Under the FCA, a claim can be factually false or legally false. Factually false means that the claim is false on its’ face. In this case, relator’s factually false claims were based on a “worthless services” theory. The court acknowledged that several Circuits recognize the “worthless services” theory of liability under the FCA, as a factually false claim. Where it is recognized, however, “the performance of the service [must be] so deficient that for all practical purposes it is the equivalent of no performance at all.” … It “is not enough to offer evidence that the defendant provided services that are worth some amount less than the services paid for. That is, a ‘diminished value’ of services theory does not satisfy this standard. Services that are ‘worth less’ are not ‘worthless.’” (citations omitted). Thus, the court held that relator’s allegations of (1) staffing shortages, (2) subpar services, (3) mismanaging medication did not meet this standard. The court went on the state that relator failed to satisfy Rule 9(b)’s pleading standard regarding her allegations of employees physically abusing residents and overmedicating patients. Thus, relator’s factually false claims failed.

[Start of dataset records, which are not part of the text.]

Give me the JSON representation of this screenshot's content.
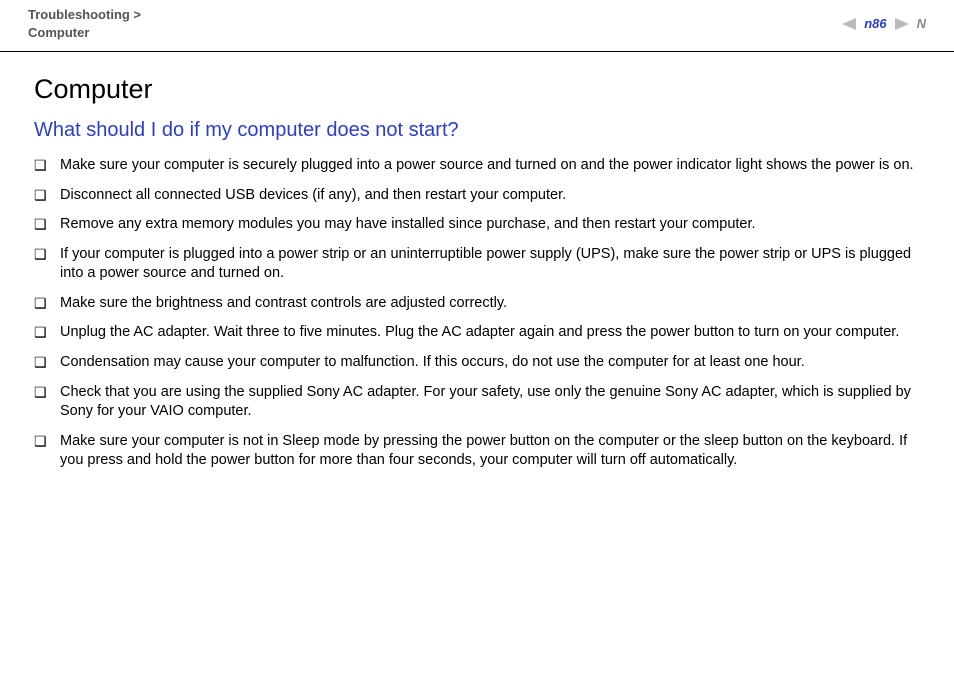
{
  "header": {
    "breadcrumb_line1": "Troubleshooting >",
    "breadcrumb_line2": "Computer",
    "page_number": "86",
    "page_indicator_prefix": "n"
  },
  "content": {
    "h1": "Computer",
    "h2": "What should I do if my computer does not start?",
    "bullets": [
      "Make sure your computer is securely plugged into a power source and turned on and the power indicator light shows the power is on.",
      "Disconnect all connected USB devices (if any), and then restart your computer.",
      "Remove any extra memory modules you may have installed since purchase, and then restart your computer.",
      "If your computer is plugged into a power strip or an uninterruptible power supply (UPS), make sure the power strip or UPS is plugged into a power source and turned on.",
      "Make sure the brightness and contrast controls are adjusted correctly.",
      "Unplug the AC adapter. Wait three to five minutes. Plug the AC adapter again and press the power button to turn on your computer.",
      "Condensation may cause your computer to malfunction. If this occurs, do not use the computer for at least one hour.",
      "Check that you are using the supplied Sony AC adapter. For your safety, use only the genuine Sony AC adapter, which is supplied by Sony for your VAIO computer.",
      "Make sure your computer is not in Sleep mode by pressing the power button on the computer or the sleep button on the keyboard. If you press and hold the power button for more than four seconds, your computer will turn off automatically."
    ]
  }
}
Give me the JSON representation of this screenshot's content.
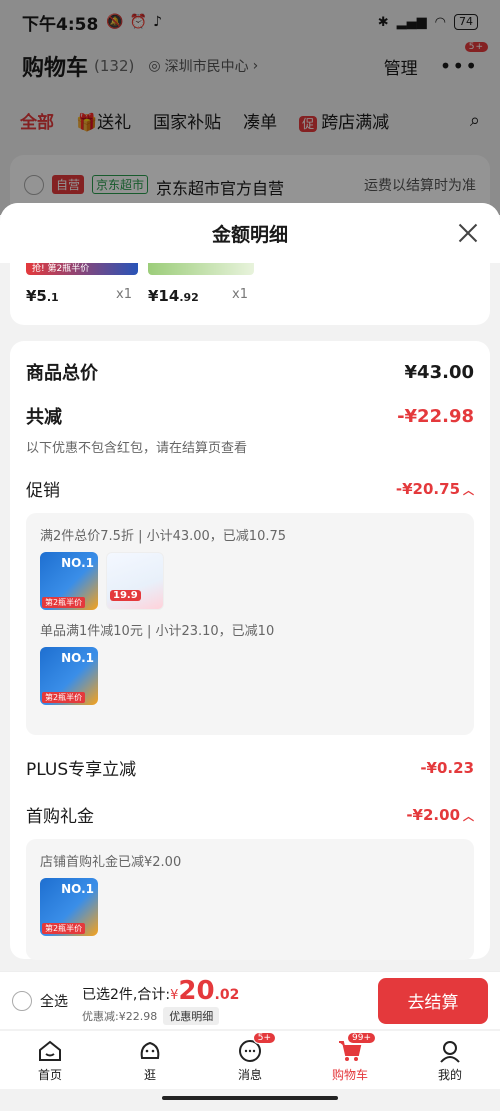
{
  "status": {
    "time": "下午4:58",
    "battery": "74"
  },
  "cart": {
    "title": "购物车",
    "count": "(132)",
    "location": "深圳市民中心",
    "manage": "管理",
    "more_badge": "5+"
  },
  "tabs": [
    "全部",
    "送礼",
    "国家补贴",
    "凑单",
    "跨店满减"
  ],
  "promo_tab_tag": "促",
  "store": {
    "self_tag": "自营",
    "jd_tag": "京东超市",
    "name": "京东超市官方自营",
    "shipping": "运费以结算时为准"
  },
  "sheet": {
    "title": "金额明细"
  },
  "items": [
    {
      "thumb_label": "抢! 第2瓶半价",
      "price_int": "¥5",
      "price_dec": ".1",
      "qty": "x1"
    },
    {
      "price_int": "¥14",
      "price_dec": ".92",
      "qty": "x1"
    }
  ],
  "detail": {
    "total_label": "商品总价",
    "total_value": "¥43.00",
    "reduce_label": "共减",
    "reduce_value": "-¥22.98",
    "hint": "以下优惠不包含红包，请在结算页查看",
    "promo_label": "促销",
    "promo_value": "-¥20.75",
    "promo_line_1": "满2件总价7.5折 | 小计43.00，已减10.75",
    "promo_line_2": "单品满1件减10元 | 小计23.10，已减10",
    "product_no1": "NO.1",
    "product_tag": "第2瓶半价",
    "product_price": "19.9",
    "plus_label": "PLUS专享立减",
    "plus_value": "-¥0.23",
    "gift_label": "首购礼金",
    "gift_value": "-¥2.00",
    "gift_line": "店铺首购礼金已减¥2.00"
  },
  "checkout": {
    "select_all": "全选",
    "selected_text": "已选2件,合计:",
    "yen": "¥",
    "sum_int": "20",
    "sum_dec": ".02",
    "discount_text": "优惠减:¥22.98",
    "discount_btn": "优惠明细",
    "button": "去结算"
  },
  "tabbar": [
    {
      "label": "首页",
      "icon": "home-icon"
    },
    {
      "label": "逛",
      "icon": "stroll-icon"
    },
    {
      "label": "消息",
      "icon": "message-icon",
      "badge": "5+"
    },
    {
      "label": "购物车",
      "icon": "cart-icon",
      "badge": "99+"
    },
    {
      "label": "我的",
      "icon": "profile-icon"
    }
  ],
  "colors": {
    "accent": "#e4393c"
  }
}
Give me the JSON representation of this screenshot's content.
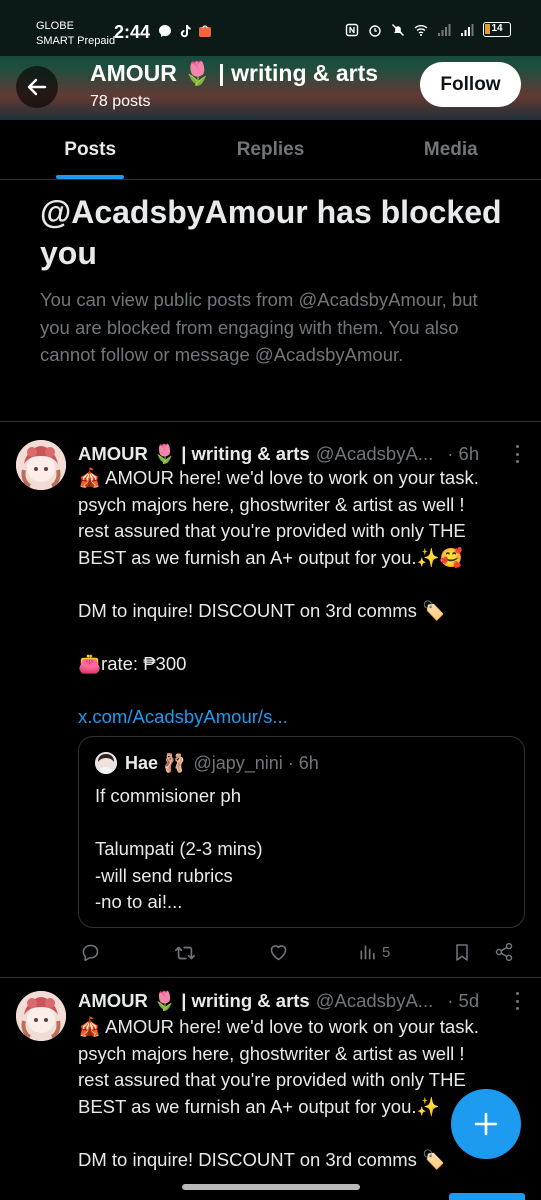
{
  "status_bar": {
    "carrier_line1": "GLOBE",
    "carrier_line2": "SMART Prepaid",
    "time": "2:44",
    "battery": "14"
  },
  "header": {
    "title": "AMOUR 🌷 | writing & arts",
    "post_count": "78 posts",
    "follow_label": "Follow"
  },
  "tabs": [
    {
      "label": "Posts",
      "active": true
    },
    {
      "label": "Replies",
      "active": false
    },
    {
      "label": "Media",
      "active": false
    }
  ],
  "blocked": {
    "title": "@AcadsbyAmour has blocked you",
    "body": "You can view public posts from @AcadsbyAmour, but you are blocked from engaging with them. You also cannot follow or message @AcadsbyAmour."
  },
  "posts": [
    {
      "name": "AMOUR 🌷 | writing & arts",
      "handle": "@AcadsbyA...",
      "time": "· 6h",
      "lines": [
        "🎪 AMOUR here! we'd love to work on your task.",
        "psych majors here, ghostwriter & artist as well !",
        "rest assured that you're provided with only THE",
        "BEST as we furnish an A+ output for you.✨🥰",
        "",
        "DM to inquire! DISCOUNT on 3rd comms 🏷️",
        "",
        "👛rate: ₱300",
        ""
      ],
      "link": "x.com/AcadsbyAmour/s...",
      "quote": {
        "name": "Hae 🩰",
        "handle": "@japy_nini · 6h",
        "lines": [
          "If commisioner ph",
          "",
          "Talumpati (2-3 mins)",
          "-will send rubrics",
          "-no to ai!..."
        ]
      },
      "views": "5"
    },
    {
      "name": "AMOUR 🌷 | writing & arts",
      "handle": "@AcadsbyA...",
      "time": "· 5d",
      "lines": [
        "🎪 AMOUR here! we'd love to work on your task.",
        "psych majors here, ghostwriter & artist as well !",
        "rest assured that you're provided with only THE",
        "BEST as we furnish an A+ output for you.✨",
        "",
        "DM to inquire! DISCOUNT on 3rd comms 🏷️"
      ]
    }
  ],
  "colors": {
    "accent": "#1d9bf0",
    "muted": "#71767b",
    "text": "#e7e9ea",
    "border": "#2f3336"
  }
}
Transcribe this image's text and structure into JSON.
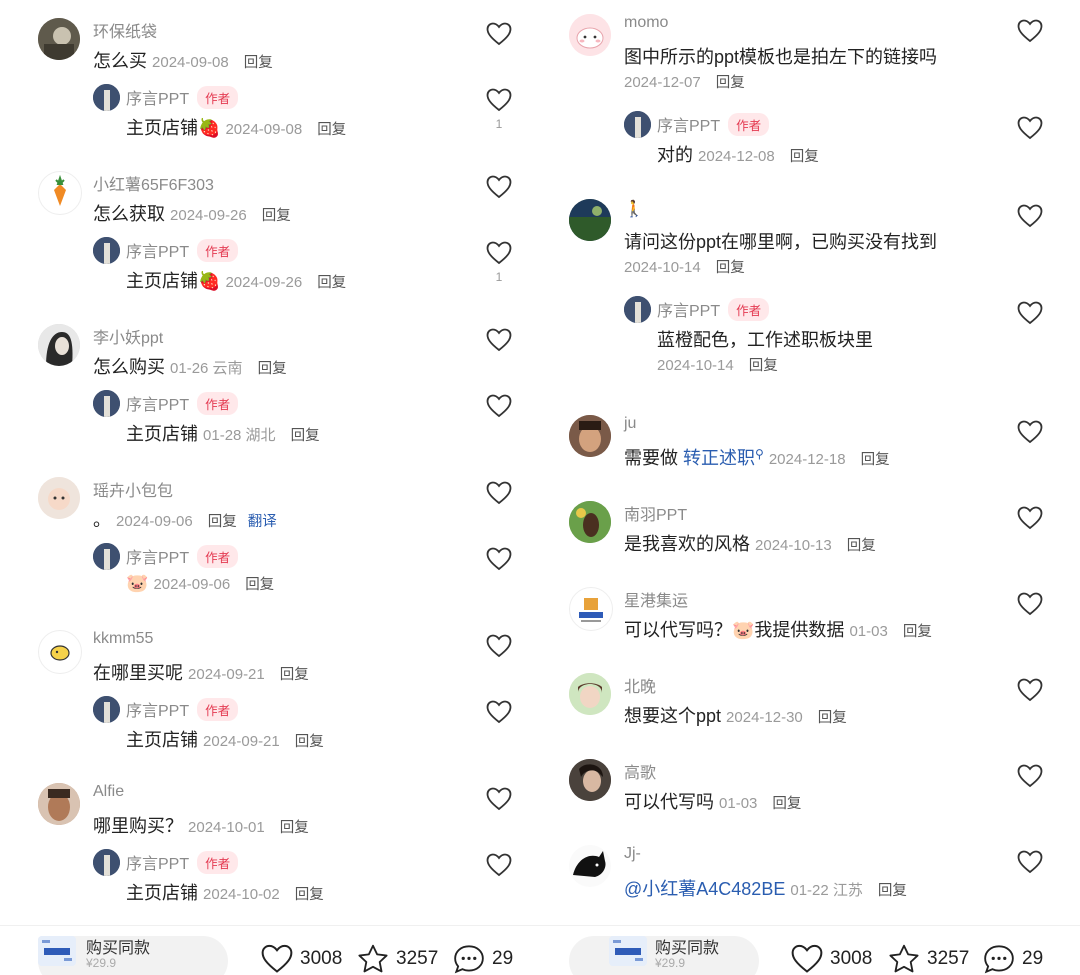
{
  "left": {
    "comments": [
      {
        "user": "环保纸袋",
        "text": "怎么买",
        "date": "2024-09-08",
        "reply": "回复",
        "sub": {
          "user": "序言PPT",
          "tag": "作者",
          "text": "主页店铺🍓",
          "date": "2024-09-08",
          "reply": "回复",
          "likes": "1"
        }
      },
      {
        "user": "小红薯65F6F303",
        "text": "怎么获取",
        "date": "2024-09-26",
        "reply": "回复",
        "sub": {
          "user": "序言PPT",
          "tag": "作者",
          "text": "主页店铺🍓",
          "date": "2024-09-26",
          "reply": "回复",
          "likes": "1"
        }
      },
      {
        "user": "李小妖ppt",
        "text": "怎么购买",
        "date": "01-26 云南",
        "reply": "回复",
        "sub": {
          "user": "序言PPT",
          "tag": "作者",
          "text": "主页店铺",
          "date": "01-28 湖北",
          "reply": "回复"
        }
      },
      {
        "user": "瑶卉小包包",
        "text": "。",
        "date": "2024-09-06",
        "reply": "回复",
        "translate": "翻译",
        "sub": {
          "user": "序言PPT",
          "tag": "作者",
          "text": "🐷",
          "date": "2024-09-06",
          "reply": "回复"
        }
      },
      {
        "user": "kkmm55",
        "text": "在哪里买呢",
        "date": "2024-09-21",
        "reply": "回复",
        "sub": {
          "user": "序言PPT",
          "tag": "作者",
          "text": "主页店铺",
          "date": "2024-09-21",
          "reply": "回复"
        }
      },
      {
        "user": "Alfie",
        "text": "哪里购买？",
        "date": "2024-10-01",
        "reply": "回复",
        "sub": {
          "user": "序言PPT",
          "tag": "作者",
          "text": "主页店铺",
          "date": "2024-10-02",
          "reply": "回复"
        }
      }
    ],
    "bar": {
      "buy_label": "购买同款",
      "price": "¥29.9",
      "likes": "3008",
      "stars": "3257",
      "comments": "29"
    }
  },
  "right": {
    "c1": {
      "user": "momo",
      "text": "图中所示的ppt模板也是拍左下的链接吗",
      "date": "2024-12-07",
      "reply": "回复",
      "sub": {
        "user": "序言PPT",
        "tag": "作者",
        "text": "对的",
        "date": "2024-12-08",
        "reply": "回复"
      }
    },
    "c2": {
      "user": "🚶",
      "text": "请问这份ppt在哪里啊，已购买没有找到",
      "date": "2024-10-14",
      "reply": "回复",
      "sub": {
        "user": "序言PPT",
        "tag": "作者",
        "text": "蓝橙配色，工作述职板块里",
        "date": "2024-10-14",
        "reply": "回复"
      }
    },
    "c3": {
      "user": "ju",
      "text": "需要做",
      "link": "转正述职",
      "date": "2024-12-18",
      "reply": "回复"
    },
    "c4": {
      "user": "南羽PPT",
      "text": "是我喜欢的风格",
      "date": "2024-10-13",
      "reply": "回复"
    },
    "c5": {
      "user": "星港集运",
      "text": "可以代写吗？🐷我提供数据",
      "date": "01-03",
      "reply": "回复"
    },
    "c6": {
      "user": "北晚",
      "text": "想要这个ppt",
      "date": "2024-12-30",
      "reply": "回复"
    },
    "c7": {
      "user": "高歌",
      "text": "可以代写吗",
      "date": "01-03",
      "reply": "回复"
    },
    "c8": {
      "user": "Jj-",
      "text": "@小红薯A4C482BE",
      "date": "01-22 江苏",
      "reply": "回复"
    },
    "bar": {
      "buy_label": "购买同款",
      "price": "¥29.9",
      "likes": "3008",
      "stars": "3257",
      "comments": "29"
    }
  },
  "colors": {
    "tag_bg": "#ffe8ea",
    "tag_text": "#e43b52",
    "link": "#2a5db0",
    "meta": "#9a9a9a"
  }
}
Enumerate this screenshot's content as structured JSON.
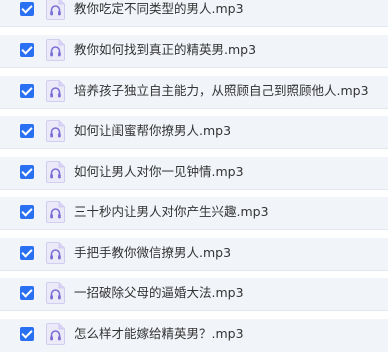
{
  "file_list": {
    "items": [
      {
        "name": "教你吃定不同类型的男人.mp3",
        "checked": true,
        "icon": "audio-file-icon"
      },
      {
        "name": "教你如何找到真正的精英男.mp3",
        "checked": true,
        "icon": "audio-file-icon"
      },
      {
        "name": "培养孩子独立自主能力，从照顾自己到照顾他人.mp3",
        "checked": true,
        "icon": "audio-file-icon"
      },
      {
        "name": "如何让闺蜜帮你撩男人.mp3",
        "checked": true,
        "icon": "audio-file-icon"
      },
      {
        "name": "如何让男人对你一见钟情.mp3",
        "checked": true,
        "icon": "audio-file-icon"
      },
      {
        "name": "三十秒内让男人对你产生兴趣.mp3",
        "checked": true,
        "icon": "audio-file-icon"
      },
      {
        "name": "手把手教你微信撩男人.mp3",
        "checked": true,
        "icon": "audio-file-icon"
      },
      {
        "name": "一招破除父母的逼婚大法.mp3",
        "checked": true,
        "icon": "audio-file-icon"
      },
      {
        "name": "怎么样才能嫁给精英男？.mp3",
        "checked": true,
        "icon": "audio-file-icon"
      }
    ]
  },
  "colors": {
    "row_background": "#f1f4f9",
    "checkbox_fill": "#2970f2",
    "icon_fill": "#eceaf9",
    "icon_accent": "#7b6fd6",
    "text": "#333333"
  }
}
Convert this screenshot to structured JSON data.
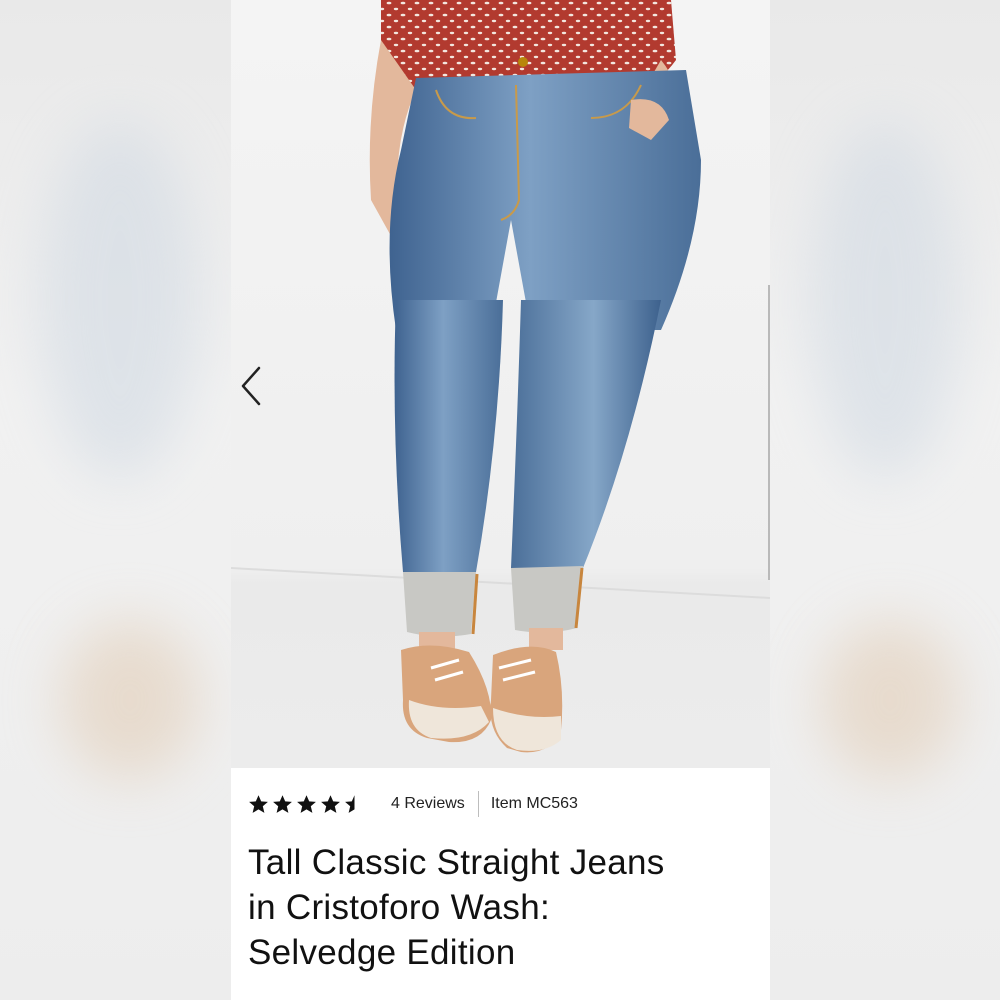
{
  "product": {
    "title_line1": "Tall Classic Straight Jeans",
    "title_line2": "in Cristoforo Wash:",
    "title_line3": "Selvedge Edition",
    "rating": 4.5,
    "rating_max": 5,
    "reviews_label": "4 Reviews",
    "item_label": "Item MC563"
  },
  "icons": {
    "prev": "chevron-left-icon",
    "star": "star-icon"
  },
  "colors": {
    "text": "#111111",
    "star": "#111111",
    "denim": "#5a7fa8",
    "blouse": "#b0352c"
  }
}
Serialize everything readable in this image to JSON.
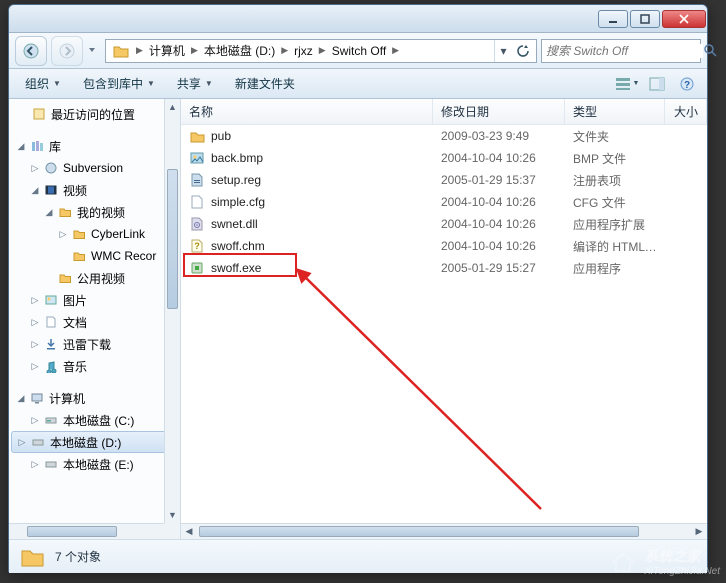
{
  "window": {
    "title": ""
  },
  "nav": {
    "crumbs": [
      "计算机",
      "本地磁盘 (D:)",
      "rjxz",
      "Switch Off"
    ],
    "search_placeholder": "搜索 Switch Off"
  },
  "toolbar": {
    "organize": "组织",
    "include": "包含到库中",
    "share": "共享",
    "newfolder": "新建文件夹"
  },
  "columns": {
    "name": "名称",
    "date": "修改日期",
    "type": "类型",
    "size": "大小"
  },
  "tree": {
    "recent": "最近访问的位置",
    "libraries": "库",
    "subversion": "Subversion",
    "video": "视频",
    "myvideo": "我的视频",
    "cyberlink": "CyberLink",
    "wmc": "WMC Recor",
    "publicvideo": "公用视频",
    "pictures": "图片",
    "documents": "文档",
    "xunlei": "迅雷下载",
    "music": "音乐",
    "computer": "计算机",
    "drive_c": "本地磁盘 (C:)",
    "drive_d": "本地磁盘 (D:)",
    "drive_e": "本地磁盘 (E:)"
  },
  "files": [
    {
      "name": "pub",
      "date": "2009-03-23 9:49",
      "type": "文件夹",
      "icon": "folder"
    },
    {
      "name": "back.bmp",
      "date": "2004-10-04 10:26",
      "type": "BMP 文件",
      "icon": "img"
    },
    {
      "name": "setup.reg",
      "date": "2005-01-29 15:37",
      "type": "注册表项",
      "icon": "reg"
    },
    {
      "name": "simple.cfg",
      "date": "2004-10-04 10:26",
      "type": "CFG 文件",
      "icon": "file"
    },
    {
      "name": "swnet.dll",
      "date": "2004-10-04 10:26",
      "type": "应用程序扩展",
      "icon": "dll"
    },
    {
      "name": "swoff.chm",
      "date": "2004-10-04 10:26",
      "type": "编译的 HTML 帮...",
      "icon": "chm"
    },
    {
      "name": "swoff.exe",
      "date": "2005-01-29 15:27",
      "type": "应用程序",
      "icon": "exe"
    }
  ],
  "status": {
    "text": "7 个对象"
  },
  "watermark": {
    "text": "系统之家",
    "sub": "XiTongZhiJia.Net"
  }
}
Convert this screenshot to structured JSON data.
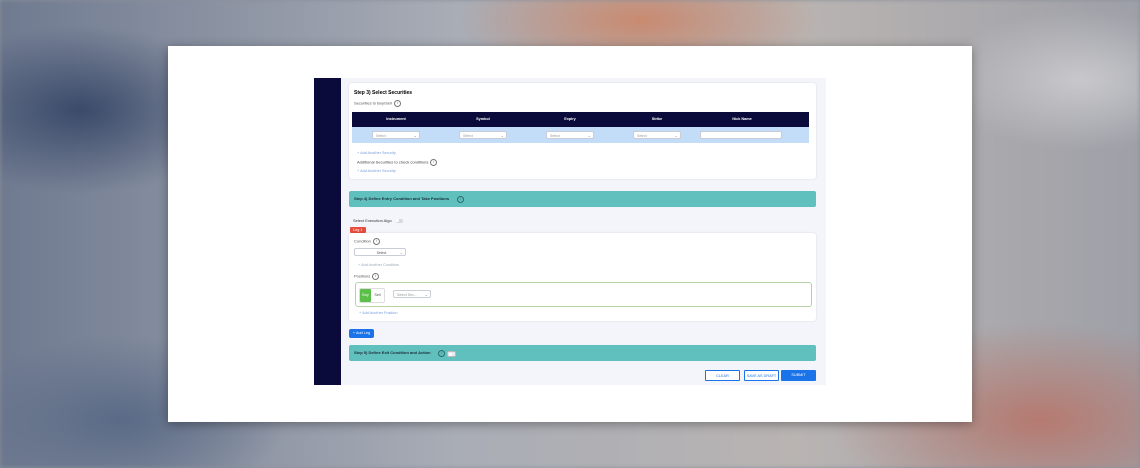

Relator’s legal claims were based on an implied certification theory. When a defendant submits a claim for payment, it impliedly certifies compliance with the conditions of payment. Citing Escobar, 136 S.Ct. at 1995. Relator contended that certifications to Medicare and Medicaid were false by their noncompliance with Medicare and Medicaid’s “professionally recognized standards of care” requirements. The court held, however, that her conclusory allegations were not adequately plead that compliance with the above regulations was material to the Government’s payment decision. Citing Escobar, 136 S.Ct. at 2003. Thus, relator’s legal falsity claims also failed.
This case is important for defense practitioners for two reasons. First, the court recognized the danger of the FCA including services that are “worth less” and not “worthless.” Doing so could be a slippery slope resulting in merely negligent conduct, as opposed to falsity, being punished under the FCA. Second, the court held relator to the “demanding” FCA materiality standard in Escobar. 136 S. Ct. at 2003. In Escobar, the Supreme Court rejected the argument that a misrepresentation is automatically deemed material if it goes to a condition of payment. Id. Despite the Court’s ruling, plaintiffs still attempt to rely on “condition of payment” language where they do not have the facts or details to establish materiality under the FCA. A proper interpretation of Escobar makes clear that is not sufficient.